VIDEO: Toxic Spill in the Animas River
Late Thursday afternoon, August 6, officials in Durango, Colorado, warned residents to stay well clear of the Animas River, as a the river suddenly and surprisingly turned a sickly yellow-orange.
The U.S. Environmental Protection Agency reported that they had accidentally poisoned the Animas River with toxic wastewater from the Gold King Mine northwest of Silverton, Colorado, as a result of some type of mishap. (The exact cause of the mishap has not yet been reported, it would appear, as I post this article.)
The accidental spill was estimated at 1 million gallons on Friday. By Sunday, the estimate had been revised upwards, to 3 million gallons, as the yellow sludge slowly made its way down the river and into New Mexico.
On Sunday, the city of Durango and La Plata County declared a state of emergency. The Navajo Nation Commission on Emergency Management also issued a state of emergency declaration in response to the spill.
The news website DurangoTV released this video footage on YouTube on Saturday, which included news about an EPA apology for the accident.
EPA officials said in a teleconference Sunday afternoon that water quality experts have been deployed to Shiprock, NM, and are encouraging people there to take advantage of water quality sampling. EPA officials said they are also working to provide necessary materials to people in Farmington and Aztec for private well sampling.
Sunday marked five days since an EPA team mistakenly released the waste water from the abandoned Gold King Mine. The orange plume was still moving at about 500 feet per minute, thinning as it reached areas near Farmington, New Mexico.

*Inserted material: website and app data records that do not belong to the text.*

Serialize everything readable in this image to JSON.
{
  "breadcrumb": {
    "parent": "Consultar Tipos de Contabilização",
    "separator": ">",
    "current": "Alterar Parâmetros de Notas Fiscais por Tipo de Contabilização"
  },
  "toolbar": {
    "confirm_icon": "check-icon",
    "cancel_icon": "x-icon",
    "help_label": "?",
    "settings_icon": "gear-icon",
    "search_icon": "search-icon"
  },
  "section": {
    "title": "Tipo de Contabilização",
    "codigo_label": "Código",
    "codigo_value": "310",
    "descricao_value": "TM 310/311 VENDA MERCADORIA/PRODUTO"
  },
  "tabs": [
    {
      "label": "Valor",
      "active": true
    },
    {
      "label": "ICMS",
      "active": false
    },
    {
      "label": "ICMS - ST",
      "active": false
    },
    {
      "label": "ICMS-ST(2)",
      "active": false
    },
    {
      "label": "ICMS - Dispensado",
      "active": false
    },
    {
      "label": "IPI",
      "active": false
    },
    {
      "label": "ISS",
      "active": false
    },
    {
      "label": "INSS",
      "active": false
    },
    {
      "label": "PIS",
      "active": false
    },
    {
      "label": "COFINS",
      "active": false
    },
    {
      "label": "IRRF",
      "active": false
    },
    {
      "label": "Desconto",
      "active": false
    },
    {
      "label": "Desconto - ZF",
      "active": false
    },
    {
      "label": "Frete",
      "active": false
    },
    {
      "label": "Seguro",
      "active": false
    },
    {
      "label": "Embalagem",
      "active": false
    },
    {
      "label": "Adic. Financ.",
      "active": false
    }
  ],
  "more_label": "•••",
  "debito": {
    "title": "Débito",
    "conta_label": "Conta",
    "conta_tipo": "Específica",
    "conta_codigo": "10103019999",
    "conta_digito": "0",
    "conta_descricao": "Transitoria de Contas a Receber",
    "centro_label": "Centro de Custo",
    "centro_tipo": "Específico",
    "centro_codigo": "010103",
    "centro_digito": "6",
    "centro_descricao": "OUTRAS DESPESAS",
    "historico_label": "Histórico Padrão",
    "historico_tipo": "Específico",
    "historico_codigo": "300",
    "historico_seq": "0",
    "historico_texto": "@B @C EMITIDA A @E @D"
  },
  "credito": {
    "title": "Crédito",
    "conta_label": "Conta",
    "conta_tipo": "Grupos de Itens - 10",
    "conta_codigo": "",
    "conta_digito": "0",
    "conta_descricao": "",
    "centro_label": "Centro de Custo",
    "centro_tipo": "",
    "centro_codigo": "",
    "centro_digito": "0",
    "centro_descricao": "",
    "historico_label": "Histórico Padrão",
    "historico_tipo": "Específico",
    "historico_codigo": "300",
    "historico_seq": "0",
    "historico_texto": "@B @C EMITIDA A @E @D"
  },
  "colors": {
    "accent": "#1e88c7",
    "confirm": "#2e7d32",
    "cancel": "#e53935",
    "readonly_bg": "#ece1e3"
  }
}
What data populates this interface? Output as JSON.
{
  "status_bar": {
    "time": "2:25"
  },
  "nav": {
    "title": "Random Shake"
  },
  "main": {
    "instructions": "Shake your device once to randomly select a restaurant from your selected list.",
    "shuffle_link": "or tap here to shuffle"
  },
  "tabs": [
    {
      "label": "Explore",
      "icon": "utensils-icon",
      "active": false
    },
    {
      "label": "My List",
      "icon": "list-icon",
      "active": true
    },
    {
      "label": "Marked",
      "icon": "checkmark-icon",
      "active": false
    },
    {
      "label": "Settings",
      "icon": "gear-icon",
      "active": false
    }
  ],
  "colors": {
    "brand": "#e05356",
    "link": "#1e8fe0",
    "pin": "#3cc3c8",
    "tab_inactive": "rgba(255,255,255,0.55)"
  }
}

“These problems happen all the time,” said Mark Williams, a geography professor at the University of Colorado. “Almost every abandoned mine has the potential for that situation.”
According to the 9NEWS website, the mine is still leaking. Reporter Noel Brennan states (in the 9NEWS video) that over 55,000 abandoned mines in the West have the potential to spill toxic wastewater into the environment.
On Saturday, Colorado U.S. Senator Michael Bennet issued the following statement:
“Our top priority is to support efforts to protect the health and safety of the citizens there, focus on cleanup and recovery efforts, and make certain that state and federal agencies are taking all necessary steps to mitigate future problems. We have been working closely with local officials, the state, and emergency management officials.
“We have also been in close contact with EPA officials and have been pushing them to make sure everything possible is being done as quickly as possible. The community is rightfully very frustrated with the EPA’s slow communication and response and we are relaying these concerns at the highest level possible.
“The EPA must recognize the severity of this incident and respond with all the resources available. An effective command structure on the ground in Durango will be critical to the response, and must include close coordination with other assisting state and federal agencies. We urge the EPA to provide the community with information about what water quality tests reveal as quickly as possible.
“Those affected deserve a firm commitment from the EPA to cover community costs related to this tragedy, including reimbursement for agricultural producers who must haul water from Hermosa Creek to replace the unusable water in the Animas River.”
According to preliminary testing data the EPA released Sunday, arsenic levels in the Durango area of the Animas River were, at their peak, 300 times the normal level, and lead was 3,500 times the normal level. Officials said those levels have dropped significantly since the plume moved through the area.
The Daily Post suggests some caution before eating trout from the Animas River.